The Ministry of Justice has begun work on closing down regional probate registries and moving the service under one roof.
The Gazette understands some staff at the 10 remaining sites across England and Wales have been told of intentions to scale back their operations and eventually close down the sites.
The change comes as part of the wider £1bn modernisation programme to upgrade the courts and tribunals service. Ministers insist the service will improve through bringing together shared expertise.
Practitioners will however be concerned by the removal of face-to-face service for work that often requires familiarity with and trust in those administering it. Questions are certain to be asked about why probate services are being cut when the government plans to increase fees.
The eventual plan is to move probate services to the Courts and Tribunals Service Centre in Birmingham, with some administrative work taking place at a second site. Ten staff members at Birmingham Probate Registry have already been told their jobs are potentially affected, but workers at the other sites still await more information.

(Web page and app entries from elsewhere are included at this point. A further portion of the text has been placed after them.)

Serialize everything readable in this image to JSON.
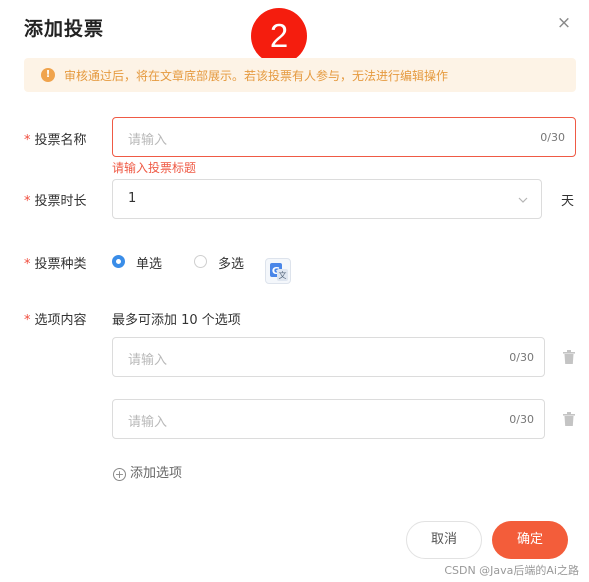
{
  "dialog": {
    "title": "添加投票",
    "close_label": "×",
    "step_badge": "2"
  },
  "notice": {
    "icon": "warning-icon",
    "icon_glyph": "!",
    "text": "审核通过后，将在文章底部展示。若该投票有人参与，无法进行编辑操作"
  },
  "form": {
    "required_mark": "*",
    "name": {
      "label": "投票名称",
      "placeholder": "请输入",
      "counter": "0/30",
      "error": "请输入投票标题"
    },
    "duration": {
      "label": "投票时长",
      "value": "1",
      "unit": "天"
    },
    "type": {
      "label": "投票种类",
      "options": [
        "单选",
        "多选"
      ],
      "selected": "单选"
    },
    "options": {
      "label": "选项内容",
      "hint": "最多可添加 10 个选项",
      "items": [
        {
          "placeholder": "请输入",
          "counter": "0/30"
        },
        {
          "placeholder": "请输入",
          "counter": "0/30"
        }
      ],
      "add_label": "添加选项"
    }
  },
  "footer": {
    "cancel_label": "取消",
    "confirm_label": "确定"
  },
  "watermark": "CSDN @Java后端的Ai之路",
  "colors": {
    "accent": "#f35d3a",
    "error": "#ef5a45",
    "radio_checked": "#3a8de8",
    "notice_bg": "#fdf3e6",
    "notice_text": "#e59a3f",
    "badge": "#f51d0e"
  }
}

A spokesperson for HM Courts & Tribunals Service said that no staff have been put on notice of redundancy and the department is ‘working hard to ensure it stays that way’.
He added: ‘Courts and Tribunals Service Centres are a key part of our £1 billion Reform Programme and will ensure we deliver better services for all court users. As we move work to the first two CTSCs, staff in existing centres will need to be moved into new roles. These changes will be gradual and our priority is to support employees throughout the process and help them find suitable, alternative roles.’
Documents issued last year by the judiciary revealed court reforms could result in the loss of 6,500 jobs by 2022.
Meanwhile, proposals to create a banded structure for the probate fee, based on the size of the estate, remain stalled by the current Brexit-related turmoil in parliament. Under the proposed scheme estates worth £2m or more would pay £6,000 instead of £155.
Justice minister Lucy Frazer has said the new fee structure is expected to bring in additional income of £145m in the next financial year.
Critics of the new structure allege that the government is creating a new ‘stealth tax’. They argue that it is unfair to expect the bereaved to fund or subsidise other parts of the courts and tribunal service, particularly in circumstances where they have no other options but to use the probate service.
Before the 2017 general election the MoJ abandoned plans to raise an extra £300m a year through charging fees of up to £20,000 for large estates. Under the latest proposals, estates worth less than £50,000 would not have to pay any probate fees.